Large-scale assessments, such as National Achievement Survey (NAS) and the Annual Status of Education Report (ASER), are conducted by a large number of educators and students. Effective conduction of these assessments requires a high degree of engagement from all its participants. However, it has been observed that due to the widespread lack of awareness about its intent and content, involvement among participants is superficial and perfunctory. This severely hampers the effectiveness of such exercises. Here is an attempt to demystify large-scale assessments to all its stakeholders like administrators, teachers, students and parents.
Board examinations are the culmination of the entire learning process that unfolds during the years in a school. These late-stage assessments entangle students, much of which is not justified. The outcome of the board examinations is not just the measure of a student’s learning and performance, it speaks of the effectiveness of the education process during his or her years in school.
Even more importantly, this revelation comes very late in the day – too late. To ensure the effectiveness of school education, early and periodic assessment must be designed not only for students but also for the entire education process. Such assessments, if performed duly, provide a view of the quality of the education process, at a stage when interventions and corrective measures can be taken systematically if required. Large-scale assessments are a mechanism, which helps the education system introspect its own health and effectiveness. In the country, several such assessments are conducted at the national and the state level.
The focus of the national-level assessments is on reporting and tracking long-term trends across states, locations (urban or rural), cycles of administration, content and skill areas for each subject regarding learning outcomes. State-level assessments help in providing evidence for the performance of teachers, administrators and schools in relation to established learning outcomes.
They also help in diagnosing strengths and weaknesses among students regarding certain content or skill areas required for a subject. These diagnoses can be used in making appropriate changes in the teaching and learning process. NAS is conducted by National Council Educational Research and Training annually at the national level by taking a representative sample of schools from all the districts and government-aided schools for Class 3, 5, 8 and 10, in Languages, Environmental Science, Science, Social Science and Mathematics. ASER is one of the largest citizen-led, household assessment in the world conducted by Pratham with children of 6 to 14 years for literacy and numeracy content domains. In addition to this, there are a set of state-level and district-level assessments conducted to evaluate independently state accountability plans and checking what is working best in each state. In Karnataka, census-based state achievement survey is conducted annually by Karnataka School Quality Assessment and Accreditation Council for Class 4 to 10 students.
Large-scale assessments are administered to a large number of students in a district, state or country —a representative sample of students is selected for administration. The primary purpose of such assessments is to ensure that the inputs (teaching and learning resources and methods, school facilities, curriculum, programmes, etc.) lead to right outputs (students’ performance and outcomes). Since such tests are administered to a large number of students, multiple choice questions make it amenable for automatic evaluation.
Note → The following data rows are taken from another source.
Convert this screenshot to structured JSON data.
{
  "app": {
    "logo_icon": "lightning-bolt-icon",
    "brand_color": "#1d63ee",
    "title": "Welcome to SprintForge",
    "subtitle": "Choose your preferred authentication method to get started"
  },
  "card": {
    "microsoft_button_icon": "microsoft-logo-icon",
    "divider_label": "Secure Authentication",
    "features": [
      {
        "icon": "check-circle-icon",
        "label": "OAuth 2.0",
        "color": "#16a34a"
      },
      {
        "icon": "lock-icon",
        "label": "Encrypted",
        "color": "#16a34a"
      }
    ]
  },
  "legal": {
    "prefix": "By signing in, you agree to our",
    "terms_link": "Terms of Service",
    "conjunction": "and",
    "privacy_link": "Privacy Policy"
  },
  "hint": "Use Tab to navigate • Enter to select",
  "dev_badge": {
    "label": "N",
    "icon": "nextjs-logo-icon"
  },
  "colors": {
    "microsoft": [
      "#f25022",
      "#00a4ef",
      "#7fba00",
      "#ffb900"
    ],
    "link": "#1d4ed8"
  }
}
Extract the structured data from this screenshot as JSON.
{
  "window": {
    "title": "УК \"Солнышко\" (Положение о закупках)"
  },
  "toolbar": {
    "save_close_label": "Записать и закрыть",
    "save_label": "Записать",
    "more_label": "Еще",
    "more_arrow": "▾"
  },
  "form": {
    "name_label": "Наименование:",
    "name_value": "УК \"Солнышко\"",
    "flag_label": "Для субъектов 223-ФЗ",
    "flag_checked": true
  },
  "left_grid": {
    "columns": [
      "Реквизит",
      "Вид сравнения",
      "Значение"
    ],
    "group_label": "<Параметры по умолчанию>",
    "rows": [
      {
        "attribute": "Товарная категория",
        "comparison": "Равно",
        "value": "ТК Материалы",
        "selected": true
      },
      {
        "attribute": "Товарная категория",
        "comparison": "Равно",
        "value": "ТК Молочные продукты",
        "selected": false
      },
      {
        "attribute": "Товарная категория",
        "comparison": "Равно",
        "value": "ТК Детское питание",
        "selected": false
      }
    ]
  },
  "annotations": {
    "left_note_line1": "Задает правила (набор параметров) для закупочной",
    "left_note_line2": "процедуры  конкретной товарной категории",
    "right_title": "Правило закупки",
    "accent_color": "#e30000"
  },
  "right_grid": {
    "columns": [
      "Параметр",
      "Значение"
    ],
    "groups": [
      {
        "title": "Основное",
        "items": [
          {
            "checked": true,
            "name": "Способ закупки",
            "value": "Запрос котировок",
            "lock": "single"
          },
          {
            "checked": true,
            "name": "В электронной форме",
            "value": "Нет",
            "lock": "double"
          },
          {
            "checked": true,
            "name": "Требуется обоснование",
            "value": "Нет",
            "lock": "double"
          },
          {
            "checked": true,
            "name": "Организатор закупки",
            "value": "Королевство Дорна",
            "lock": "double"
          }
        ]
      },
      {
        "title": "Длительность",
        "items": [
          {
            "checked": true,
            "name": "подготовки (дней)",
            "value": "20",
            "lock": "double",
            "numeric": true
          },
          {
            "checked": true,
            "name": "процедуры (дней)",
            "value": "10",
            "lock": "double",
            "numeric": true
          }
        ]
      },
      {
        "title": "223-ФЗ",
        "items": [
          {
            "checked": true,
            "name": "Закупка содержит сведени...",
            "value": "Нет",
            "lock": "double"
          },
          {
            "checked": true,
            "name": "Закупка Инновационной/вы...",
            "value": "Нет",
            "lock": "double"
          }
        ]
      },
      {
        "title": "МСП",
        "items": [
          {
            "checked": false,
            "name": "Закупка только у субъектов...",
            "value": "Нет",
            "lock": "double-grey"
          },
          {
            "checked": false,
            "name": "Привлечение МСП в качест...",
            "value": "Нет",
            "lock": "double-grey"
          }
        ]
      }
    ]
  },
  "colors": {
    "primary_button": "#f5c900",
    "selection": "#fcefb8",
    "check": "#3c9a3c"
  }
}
These tests are administered at major transition points when a student moves from one level of schooling to another. This helps in determining student‘s learning levels and identifying appropriate remedial intervention. These are standardised tests with uniformity in content, questions, procedure in scoring, administering and interpreting test results. They are conducted annually to obtain information on current achievement levels of students so as to monitor changes in future.
Well-designed and properly used large-scale assessments provide data about a school’s education programme outcomes. This can assist policymakers, administrators, schools and teachers in ensuring that students are offered what they need to meet established learning outcomes and to make appropriate improvements in teaching, curriculum and other programmes. Therefore, it is important to regularly disseminate data and related information from large-scale assessments to relevant stakeholders to gain their understanding, participation and support.
Teachers should be provided adequate time and assistance to interpret data for improving instruction. They should be given assistance in using teaching strategies that increase learning outcomes among students.
Most importantly, there should be a proper understanding of class-wise learning outcomes for all the stakeholders in the process of education.
(The author is with Azim Premji Foundation, Bengaluru)